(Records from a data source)

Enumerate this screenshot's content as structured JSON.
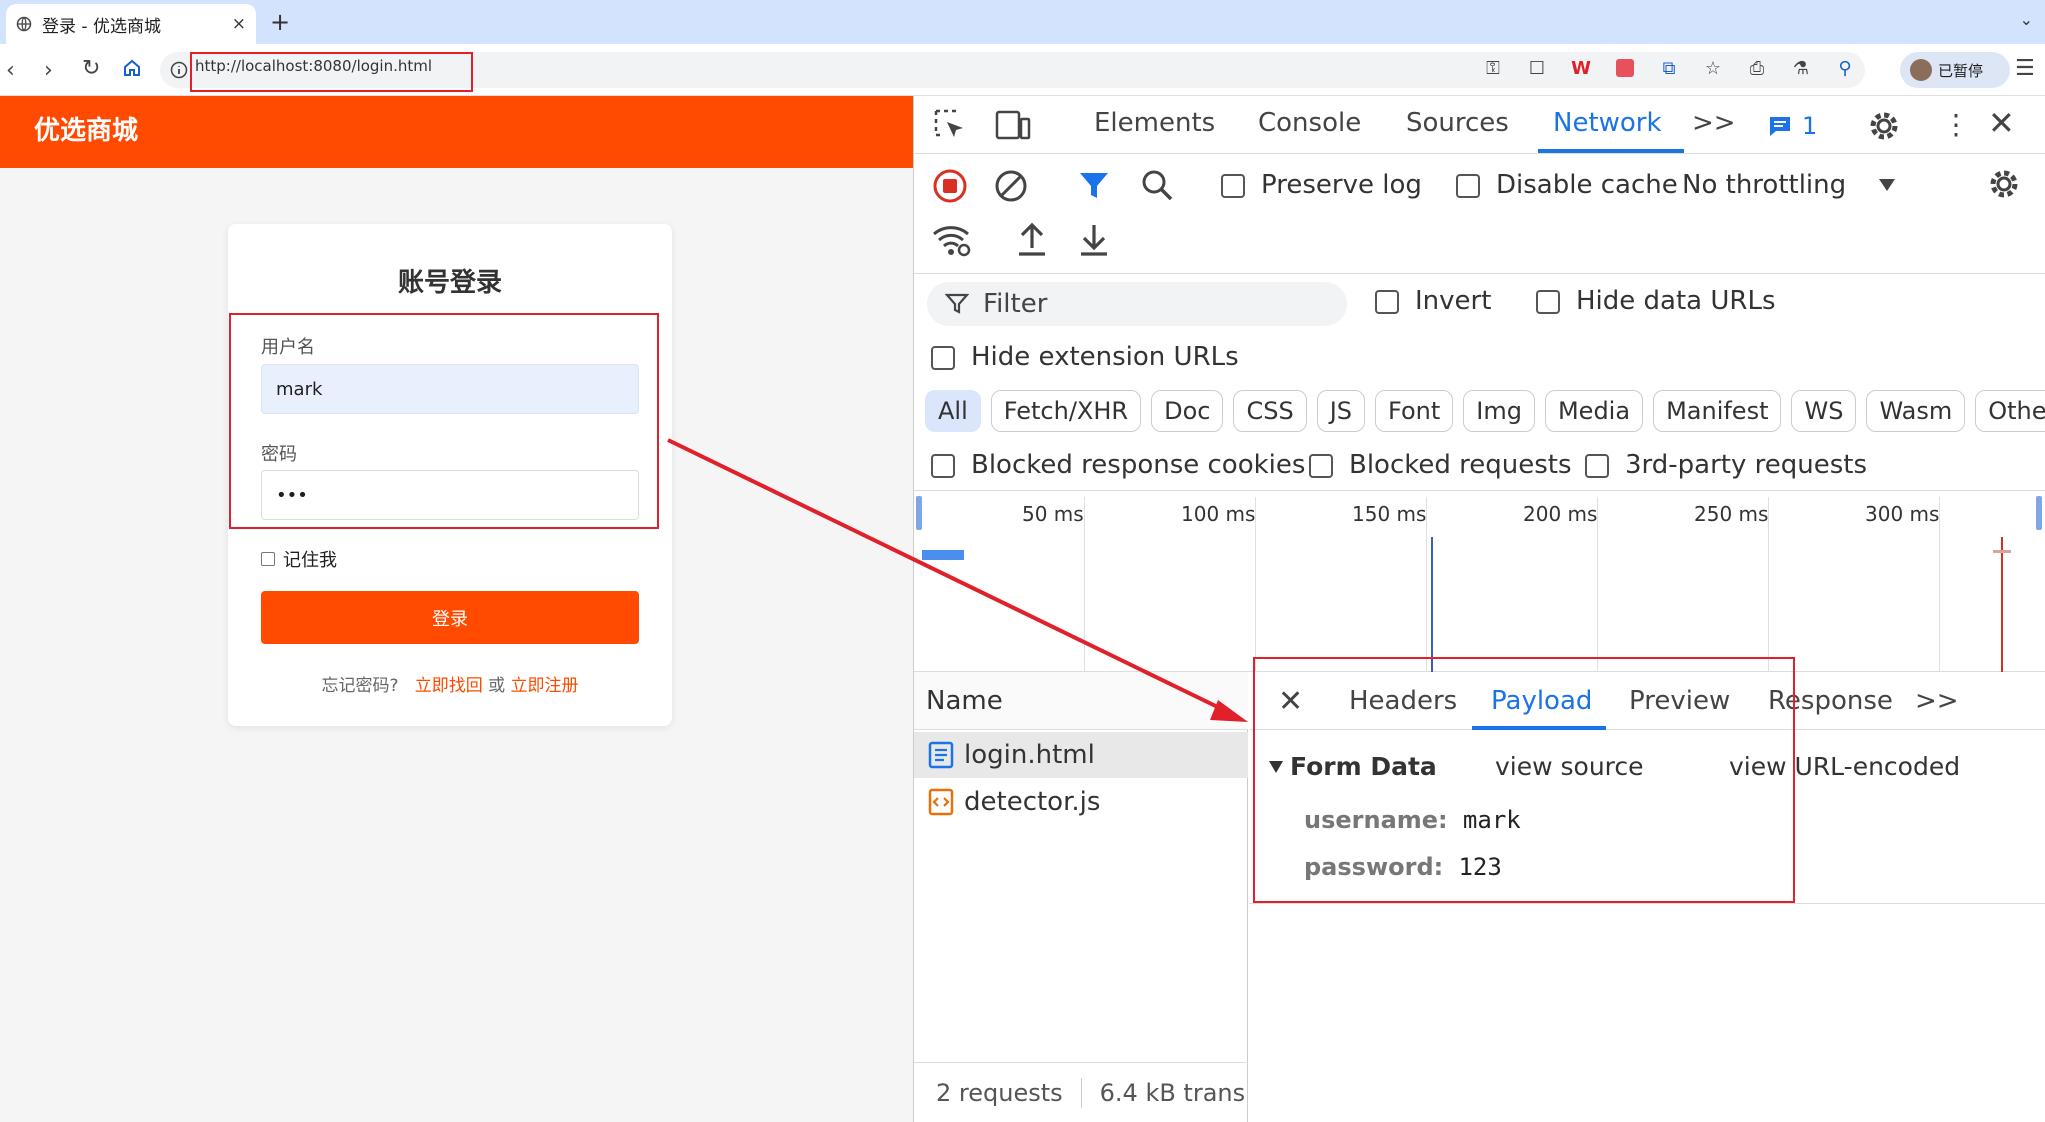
{
  "browser": {
    "tab_title": "登录 - 优选商城",
    "tab_close": "×",
    "new_tab": "+",
    "tab_menu": "⌄",
    "url": "http://localhost:8080/login.html",
    "paused_label": "已暂停"
  },
  "page": {
    "brand": "优选商城",
    "card_title": "账号登录",
    "username_label": "用户名",
    "username_value": "mark",
    "password_label": "密码",
    "password_value": "•••",
    "remember_label": "记住我",
    "login_button": "登录",
    "forgot_text": "忘记密码?",
    "recover_link": "立即找回",
    "or_text": "或",
    "register_link": "立即注册"
  },
  "devtools": {
    "tabs": [
      "Elements",
      "Console",
      "Sources",
      "Network"
    ],
    "more": ">>",
    "issues_count": "1",
    "preserve_log": "Preserve log",
    "disable_cache": "Disable cache",
    "throttling": "No throttling",
    "filter_placeholder": "Filter",
    "invert": "Invert",
    "hide_data_urls": "Hide data URLs",
    "hide_extension_urls": "Hide extension URLs",
    "chips": [
      "All",
      "Fetch/XHR",
      "Doc",
      "CSS",
      "JS",
      "Font",
      "Img",
      "Media",
      "Manifest",
      "WS",
      "Wasm",
      "Other"
    ],
    "blocked_cookies": "Blocked response cookies",
    "blocked_requests": "Blocked requests",
    "third_party": "3rd-party requests",
    "ticks": [
      "50 ms",
      "100 ms",
      "150 ms",
      "200 ms",
      "250 ms",
      "300 ms"
    ],
    "name_header": "Name",
    "requests": [
      "login.html",
      "detector.js"
    ],
    "status_requests": "2 requests",
    "status_transfer": "6.4 kB trans",
    "panel_tabs": [
      "Headers",
      "Payload",
      "Preview",
      "Response"
    ],
    "panel_more": ">>",
    "form_data_title": "Form Data",
    "view_source": "view source",
    "view_url_encoded": "view URL-encoded",
    "fields": [
      {
        "key": "username:",
        "value": "mark"
      },
      {
        "key": "password:",
        "value": "123"
      }
    ]
  },
  "colors": {
    "brand": "#ff4a00",
    "annotation": "#e0202a",
    "devtools_accent": "#1a73e8"
  }
}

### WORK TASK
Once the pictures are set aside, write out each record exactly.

### WRITTEN RESPONSE
Enumerate this screenshot's content as structured JSON.
{
  "browser": {
    "tab_title": "登录 - 优选商城",
    "tab_close": "×",
    "new_tab": "+",
    "tab_menu": "⌄",
    "url": "http://localhost:8080/login.html",
    "paused_label": "已暂停"
  },
  "page": {
    "brand": "优选商城",
    "card_title": "账号登录",
    "username_label": "用户名",
    "username_value": "mark",
    "password_label": "密码",
    "password_value": "•••",
    "remember_label": "记住我",
    "login_button": "登录",
    "forgot_text": "忘记密码?",
    "recover_link": "立即找回",
    "or_text": "或",
    "register_link": "立即注册"
  },
  "devtools": {
    "tabs": [
      "Elements",
      "Console",
      "Sources",
      "Network"
    ],
    "more": ">>",
    "issues_count": "1",
    "preserve_log": "Preserve log",
    "disable_cache": "Disable cache",
    "throttling": "No throttling",
    "filter_placeholder": "Filter",
    "invert": "Invert",
    "hide_data_urls": "Hide data URLs",
    "hide_extension_urls": "Hide extension URLs",
    "chips": [
      "All",
      "Fetch/XHR",
      "Doc",
      "CSS",
      "JS",
      "Font",
      "Img",
      "Media",
      "Manifest",
      "WS",
      "Wasm",
      "Other"
    ],
    "blocked_cookies": "Blocked response cookies",
    "blocked_requests": "Blocked requests",
    "third_party": "3rd-party requests",
    "ticks": [
      "50 ms",
      "100 ms",
      "150 ms",
      "200 ms",
      "250 ms",
      "300 ms"
    ],
    "name_header": "Name",
    "requests": [
      "login.html",
      "detector.js"
    ],
    "status_requests": "2 requests",
    "status_transfer": "6.4 kB trans",
    "panel_tabs": [
      "Headers",
      "Payload",
      "Preview",
      "Response"
    ],
    "panel_more": ">>",
    "form_data_title": "Form Data",
    "view_source": "view source",
    "view_url_encoded": "view URL-encoded",
    "fields": [
      {
        "key": "username:",
        "value": "mark"
      },
      {
        "key": "password:",
        "value": "123"
      }
    ]
  },
  "colors": {
    "brand": "#ff4a00",
    "annotation": "#e0202a",
    "devtools_accent": "#1a73e8"
  }
}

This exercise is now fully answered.